by Henry Green

Loving is a brief novel, here bound in a modern single volume along with a few other Henry Green tales (which coincidentally all use gerunds for their titles). The plot concerns the intertwined & not-so-intertwined lives of British servants & their British masters in an Irish mansion (neutral territory) during WWII. There is a two-dimensional "mystery" as a subplot here as well.

The tale is told so much by the dialogue that at times this book reads more like a play. Green really steps back in his writing & lets the characters, with their distinct voices, forward the narrative conversationally. That being said, I was mostly bored by this book. The reason may be that Green depicts the masters and the servants as equally gray, leaving the reader to hang out on the sidelines with the assignment of eavesdropping on conversations otherwise completely uninteresting.

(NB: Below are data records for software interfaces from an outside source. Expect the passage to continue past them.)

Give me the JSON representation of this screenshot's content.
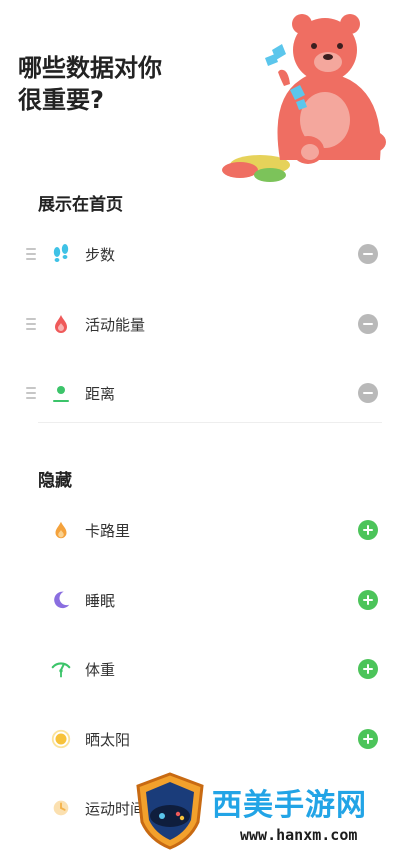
{
  "header": {
    "title": "哪些数据对你\n很重要?"
  },
  "shown_section": {
    "title": "展示在首页",
    "items": [
      {
        "label": "步数",
        "icon": "footsteps-icon",
        "color": "#3fc2e6"
      },
      {
        "label": "活动能量",
        "icon": "flame-icon",
        "color": "#ef5a5a"
      },
      {
        "label": "距离",
        "icon": "location-pin-icon",
        "color": "#3cc46a"
      }
    ]
  },
  "hidden_section": {
    "title": "隐藏",
    "items": [
      {
        "label": "卡路里",
        "icon": "fire-icon",
        "color": "#f4a23c"
      },
      {
        "label": "睡眠",
        "icon": "moon-icon",
        "color": "#8a6ee0"
      },
      {
        "label": "体重",
        "icon": "scale-icon",
        "color": "#3cc46a"
      },
      {
        "label": "晒太阳",
        "icon": "sun-icon",
        "color": "#f7c23a"
      },
      {
        "label": "运动时间",
        "icon": "clock-icon",
        "color": "#f4b24a"
      }
    ]
  },
  "watermark": {
    "text": "西美手游网",
    "url": "www.hanxm.com"
  },
  "colors": {
    "add": "#4cc45a",
    "remove": "#b9b9b9",
    "bear": "#ef6e62"
  }
}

The servants are very real characters, but are frustratingly undereducated & therefore responsible for constant bad decision-making throughout the story. The masters are a bit less realized, certainly shallow by comparison to the former, educated (as they speak better), but nonetheless guilty of an equal number of bad decisions. The reader is left alone on an island.

Finishing this novel has left me with a Voltaire quote playing around in my head again that I first heard years ago. "English people are like English beer. Froth on the top, dregs at the bottom, the middle excellent." In Loving, the problem for me is, there is no middle. (Now that I think of it, there is exactly one character—introduced briefly—who represents the middle as I am imagining it here. That character is depicted none-too-kindly by the author, played for a fool by the servants in his only scene, & then teased mercilessly behind his back in subsequent scenes. See the pattern?)

I am also left baffled by the introduction, which is by John Updike, (who says that Henry Green taught him how to write, interestingly). Updike claims that the ending of Loving is "ambiguous." And here I kid you not: The very last line of this book is—literally"and they lived happily ever after." (I'm sorry. I just can't rank this book that high... based on that alone!) Plus, John Updike may be on drugs.